Extracted information:
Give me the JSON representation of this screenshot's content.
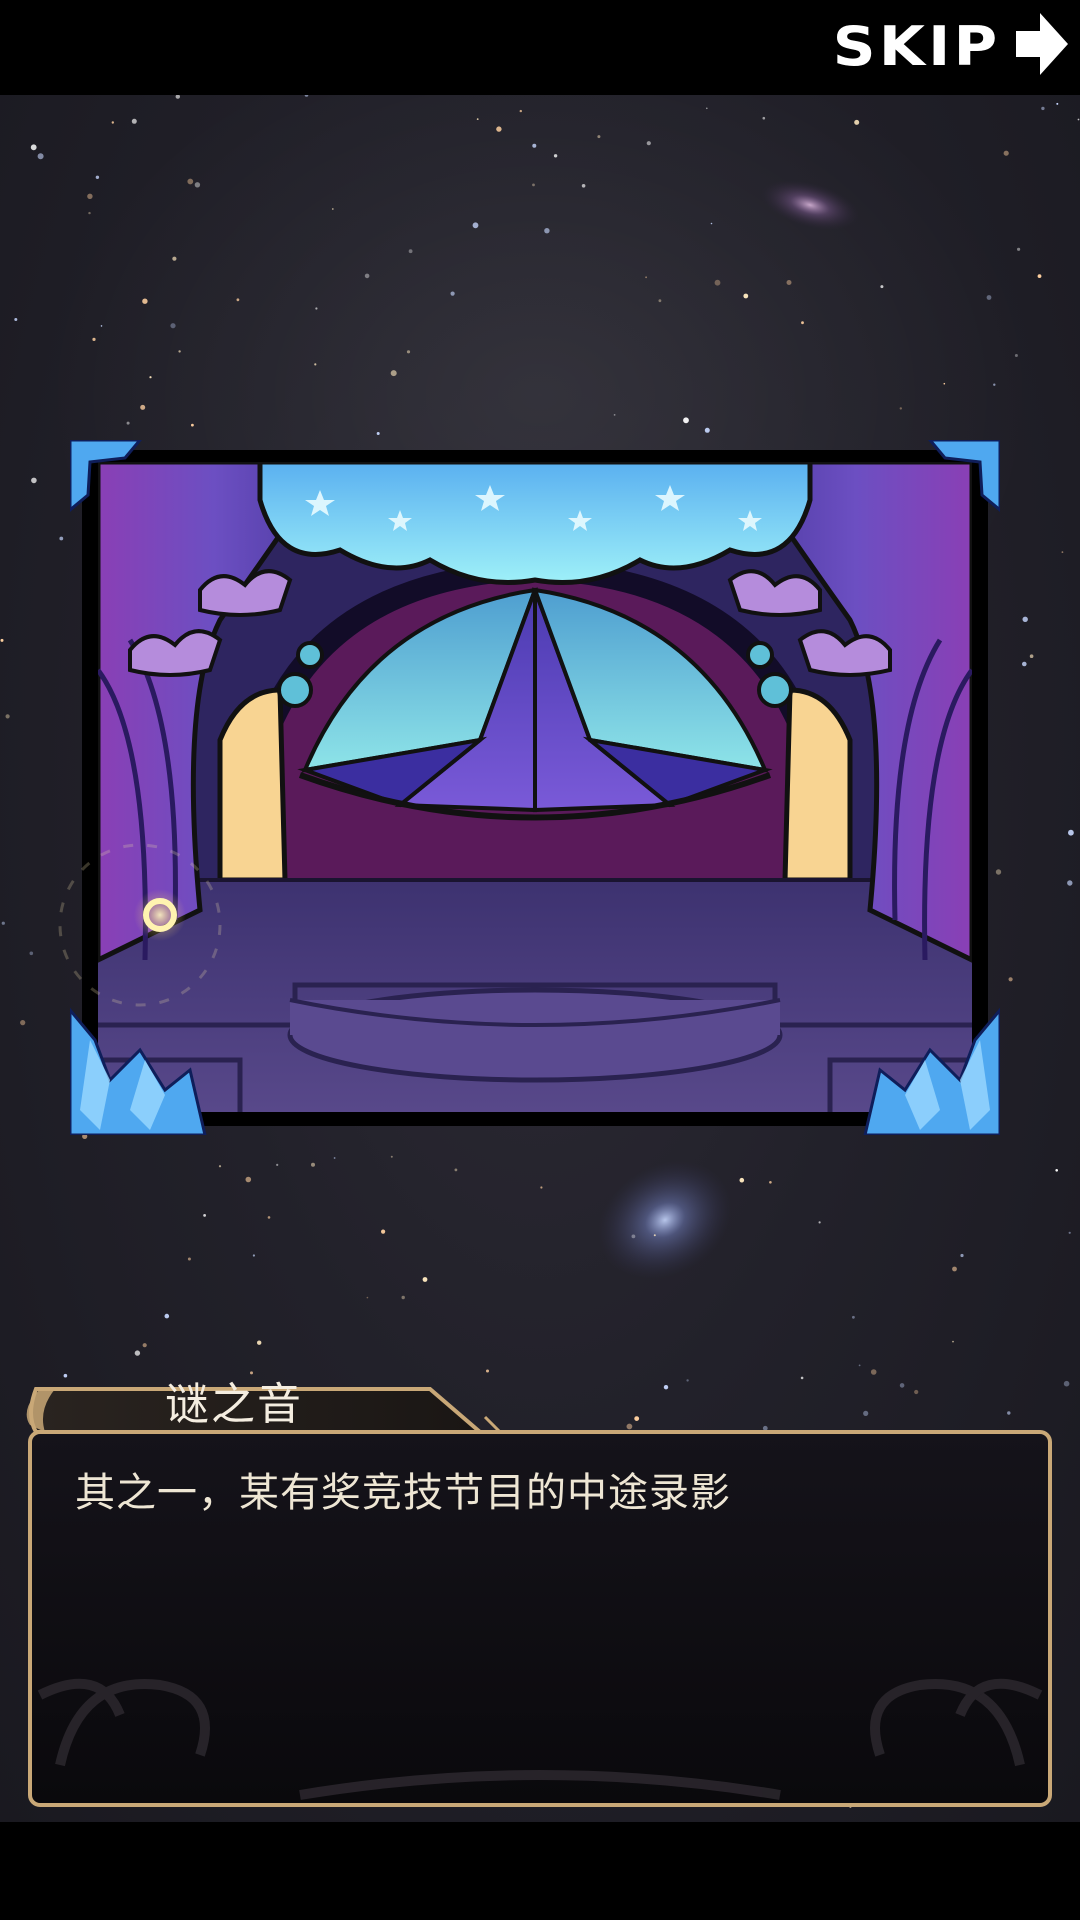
{
  "topbar": {
    "skip_label": "SKIP",
    "skip_icon": "arrow-right-icon"
  },
  "scene": {
    "background": "starfield",
    "image": "stage-curtain-illustration"
  },
  "dialog": {
    "speaker": "谜之音",
    "text": "其之一，某有奖竞技节目的中途录影"
  },
  "colors": {
    "background": "#000000",
    "space": "#24232b",
    "frame_gold": "#c9a877",
    "text_light": "#eee6d4",
    "curtain_purple": "#6b4fc0",
    "valance_cyan": "#7fd8f0",
    "stage_floor": "#4c3e78",
    "crystal_blue": "#4fa8f0"
  }
}
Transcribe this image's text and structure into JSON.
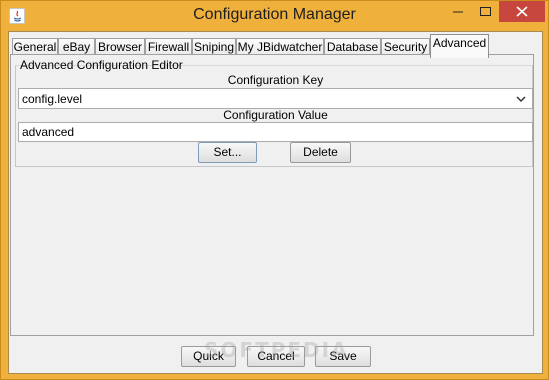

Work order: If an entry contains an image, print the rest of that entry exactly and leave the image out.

Exercise response:
Give me the JSON representation of this screenshot's content.
{
  "topbar": {
    "skip_label": "SKIP",
    "skip_icon": "arrow-right-icon"
  },
  "scene": {
    "background": "starfield",
    "image": "stage-curtain-illustration"
  },
  "dialog": {
    "speaker": "谜之音",
    "text": "其之一，某有奖竞技节目的中途录影"
  },
  "colors": {
    "background": "#000000",
    "space": "#24232b",
    "frame_gold": "#c9a877",
    "text_light": "#eee6d4",
    "curtain_purple": "#6b4fc0",
    "valance_cyan": "#7fd8f0",
    "stage_floor": "#4c3e78",
    "crystal_blue": "#4fa8f0"
  }
}
Transcribe this image's text and structure into JSON.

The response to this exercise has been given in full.